2. First prime minister of India
Common clues: Kind of jacket; Indira Gandhi's father; '60s jacket style; India's first prime minister; Gandhi colleague; 1960s jacket eponym; Jawaharlal of India
Crossword puzzle frequency: 3 times a year
Frequency in English language: 29646 / 86800
Jawaharlal Nehru's Vision of Modern India

Life is like a game of cards. The hand you are dealt is determinism; the way you play it is free will. ~ Jawaharlal Nehru

Jawaharlal Nehru (Javāharlāl Nehrū) (November 14, 1889 – May 27, 1964), also called Pandit ('Teacher') Nehru, was the leader of the socialist wing of the Indian National Congress during and after India's struggle for independence from the British Empire. He became the first Prime Minister of India at independence on August 15, 1947, holding the office until his death. A committed socialist, Nehru was the architect of the 'Avadi Resolution' that swore by the 'Socialistic Pattern of Society.'

Nehru was fascinated by the Soviet Union's Piatiletka or 5-year plans.
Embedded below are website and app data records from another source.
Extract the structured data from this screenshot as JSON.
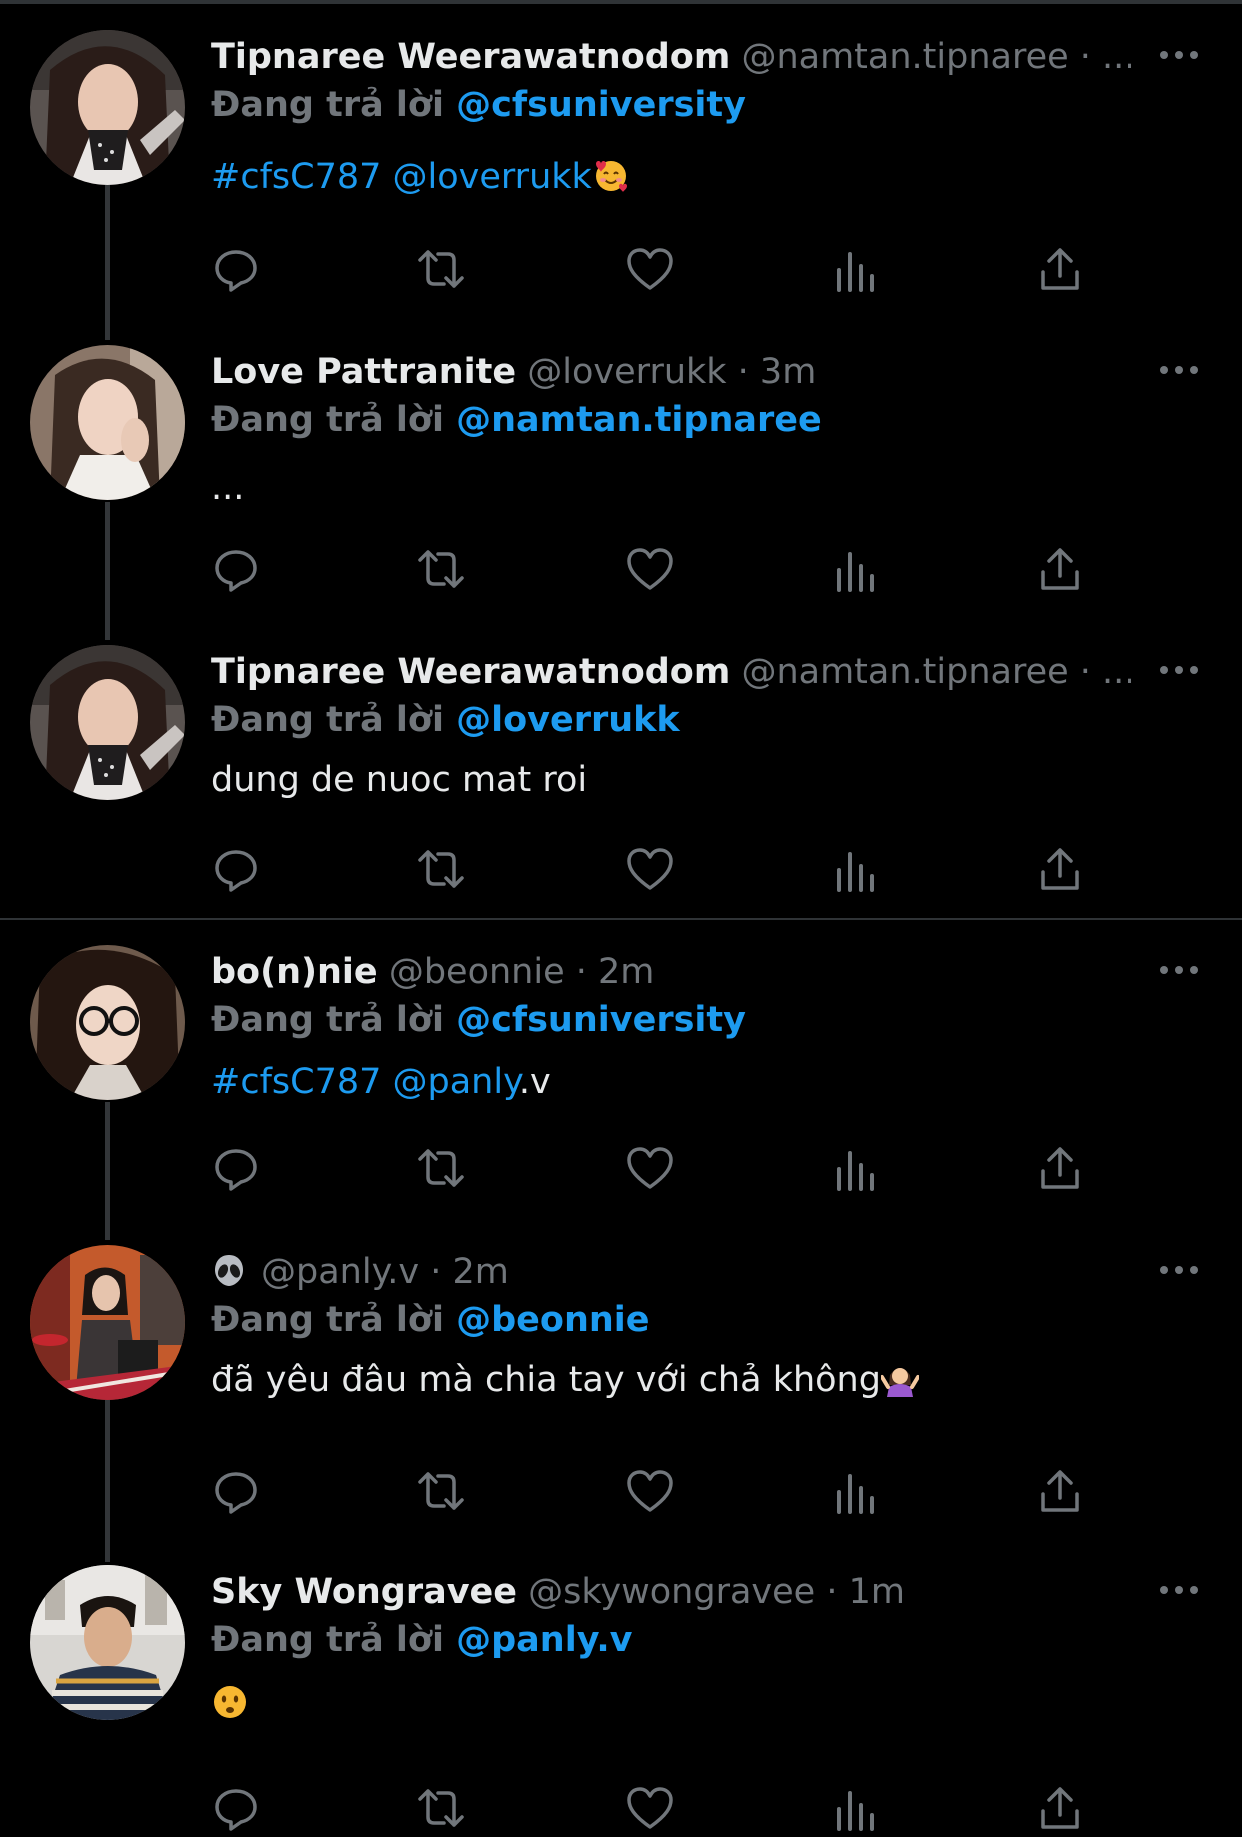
{
  "reply_prefix": "Đang trả lời",
  "tweets": [
    {
      "display_name": "Tipnaree Weerawatnodom",
      "meta": "@namtan.tipnaree · ...",
      "reply_to": "@cfsuniversity",
      "text_hashtag": "#cfsC787",
      "text_mention": "@loverrukk",
      "text_plain": "",
      "emoji": "smiling-face-with-hearts"
    },
    {
      "display_name": "Love Pattranite",
      "meta": "@loverrukk · 3m",
      "reply_to": "@namtan.tipnaree",
      "text_plain": "..."
    },
    {
      "display_name": "Tipnaree Weerawatnodom",
      "meta": "@namtan.tipnaree · ...",
      "reply_to": "@loverrukk",
      "text_plain": "dung de nuoc mat roi"
    },
    {
      "display_name": "bo(n)nie",
      "meta": "@beonnie · 2m",
      "reply_to": "@cfsuniversity",
      "text_hashtag": "#cfsC787",
      "text_mention": "@panly",
      "text_plain": ".v"
    },
    {
      "display_name": "",
      "name_emoji": "alien-emoji",
      "meta": "@panly.v · 2m",
      "reply_to": "@beonnie",
      "text_plain": "đã yêu đâu mà chia tay với chả không",
      "emoji": "shrugging-person"
    },
    {
      "display_name": "Sky Wongravee",
      "meta": "@skywongravee · 1m",
      "reply_to": "@panly.v",
      "text_plain": "",
      "emoji": "frowning-face"
    }
  ],
  "icons": [
    "reply-icon",
    "retweet-icon",
    "like-icon",
    "views-icon",
    "share-icon",
    "more-icon"
  ],
  "colors": {
    "background": "#000000",
    "primary_text": "#e7e9ea",
    "secondary_text": "#71767b",
    "accent": "#1d9bf0",
    "divider": "#2f3336"
  }
}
But he wrote after a visit there in the 1920s that 'the human costs are unpayable'. A believer in the 'mixed economy' of Harold Laski and influenced by the Fabian Society, Nehru wished the Indian Economy to be partially capitalist, but with the state occupying a large role, especially in the commanding heights of the economy.
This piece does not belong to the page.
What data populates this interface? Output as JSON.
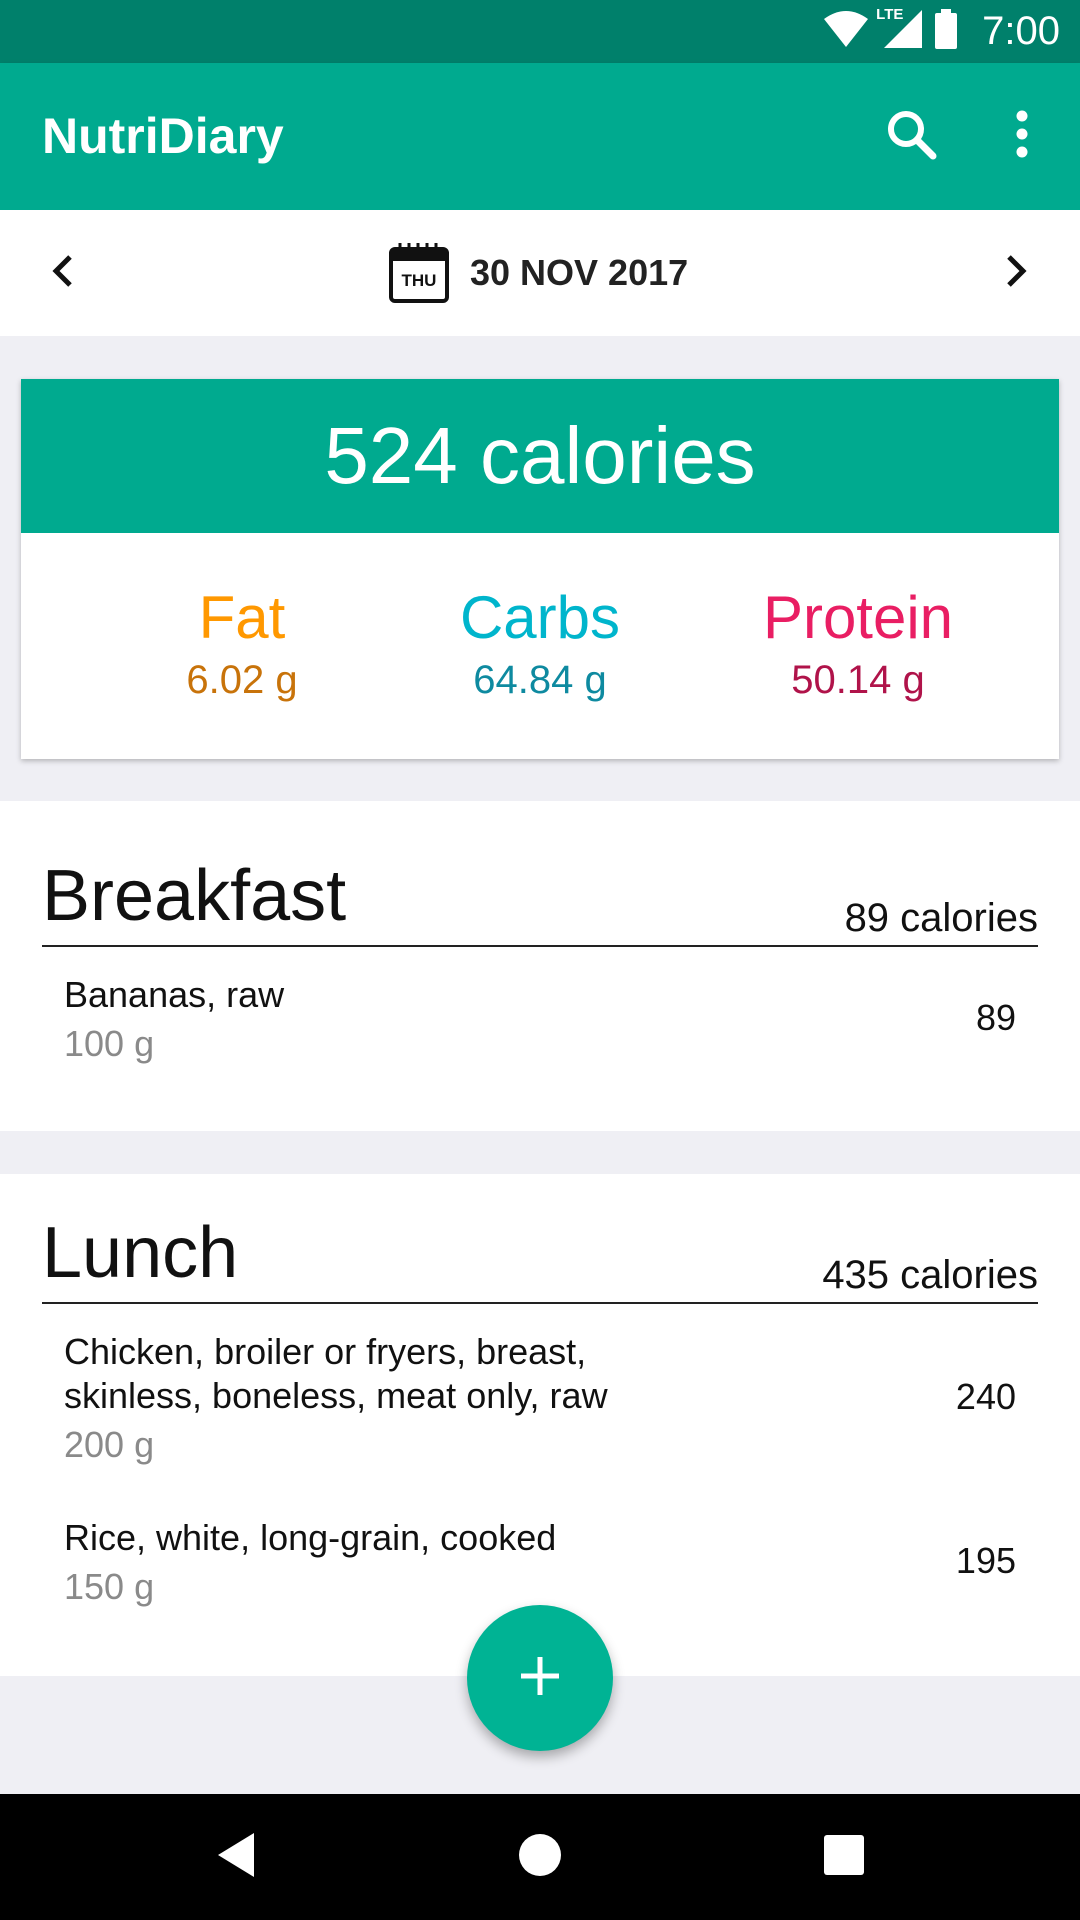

In setting a path for the economic policy after Independence, he choose from a set of options considerably more limited than those available today, and followed to a large degree the conventional wisdom among academic economists of the time. India's growth rate in GDP stayed moderately above 4% during all the years that Nehru was Prime Minister.

Nehru had a golden bronze statue of Mahatma Gandhi and a hand of Abraham Lincoln on his office desk.
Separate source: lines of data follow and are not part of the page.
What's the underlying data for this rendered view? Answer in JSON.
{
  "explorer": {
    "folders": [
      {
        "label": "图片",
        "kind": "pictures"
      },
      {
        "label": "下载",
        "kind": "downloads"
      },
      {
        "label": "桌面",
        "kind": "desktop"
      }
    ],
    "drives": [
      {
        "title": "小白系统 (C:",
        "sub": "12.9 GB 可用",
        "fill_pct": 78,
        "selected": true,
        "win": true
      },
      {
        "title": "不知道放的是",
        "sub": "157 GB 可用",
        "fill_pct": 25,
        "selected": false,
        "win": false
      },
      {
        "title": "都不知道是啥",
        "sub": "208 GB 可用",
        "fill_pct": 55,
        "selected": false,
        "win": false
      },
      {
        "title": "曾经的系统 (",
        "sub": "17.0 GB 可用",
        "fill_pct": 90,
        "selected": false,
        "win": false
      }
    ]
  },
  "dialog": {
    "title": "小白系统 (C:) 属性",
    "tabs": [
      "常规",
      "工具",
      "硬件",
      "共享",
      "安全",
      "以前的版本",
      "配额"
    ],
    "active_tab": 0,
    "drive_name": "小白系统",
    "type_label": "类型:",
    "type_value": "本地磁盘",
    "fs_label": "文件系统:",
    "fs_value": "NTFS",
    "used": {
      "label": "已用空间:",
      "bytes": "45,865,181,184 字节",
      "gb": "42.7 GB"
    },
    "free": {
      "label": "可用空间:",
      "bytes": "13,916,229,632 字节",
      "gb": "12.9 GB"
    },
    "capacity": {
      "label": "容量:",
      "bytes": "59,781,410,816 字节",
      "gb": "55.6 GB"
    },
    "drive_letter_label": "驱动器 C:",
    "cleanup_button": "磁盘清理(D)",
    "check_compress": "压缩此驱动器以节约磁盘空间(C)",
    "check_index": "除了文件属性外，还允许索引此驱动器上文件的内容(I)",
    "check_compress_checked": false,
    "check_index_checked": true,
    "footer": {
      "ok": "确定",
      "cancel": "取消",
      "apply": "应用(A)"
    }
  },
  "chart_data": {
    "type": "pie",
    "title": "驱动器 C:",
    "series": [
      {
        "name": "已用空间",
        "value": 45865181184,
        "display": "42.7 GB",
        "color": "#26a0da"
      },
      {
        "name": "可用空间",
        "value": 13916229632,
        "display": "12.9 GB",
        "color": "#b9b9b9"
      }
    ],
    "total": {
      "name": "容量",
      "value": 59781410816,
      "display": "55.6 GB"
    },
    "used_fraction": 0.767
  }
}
In 1937, Modern Review of Calcutta carried a letter, under the pen-name Chanakya, that warned members of the Congress Party against Nehru, then party president, declaring that he had "tendencies towards autocracy" and needed to be firmly checked before he "turns into Caesar". It emerged many years later that the letter was written by Nehru himself.


The Nehru jacket is an article of clothing, form of ethnic wear that originates in India and became popular in the West in the 1960s. It is modeled after the jackets preferred by the first Prime Minister of India, Jawaharlal Nehru.

The distinctive feature of the jacket is its stand-up collar. Its popularity in 1960s was buoyed by both the growing awareness of ethnic diversity and the minimalism of the Mod lifestyle, and particularly by the Beatles, who wore the jackets during their 1968 trip to India.

This article is licensed under the GNU Free Documentation License. It uses material from the Wikipedia article "Nehru jacket" and Jawaharlal Nehru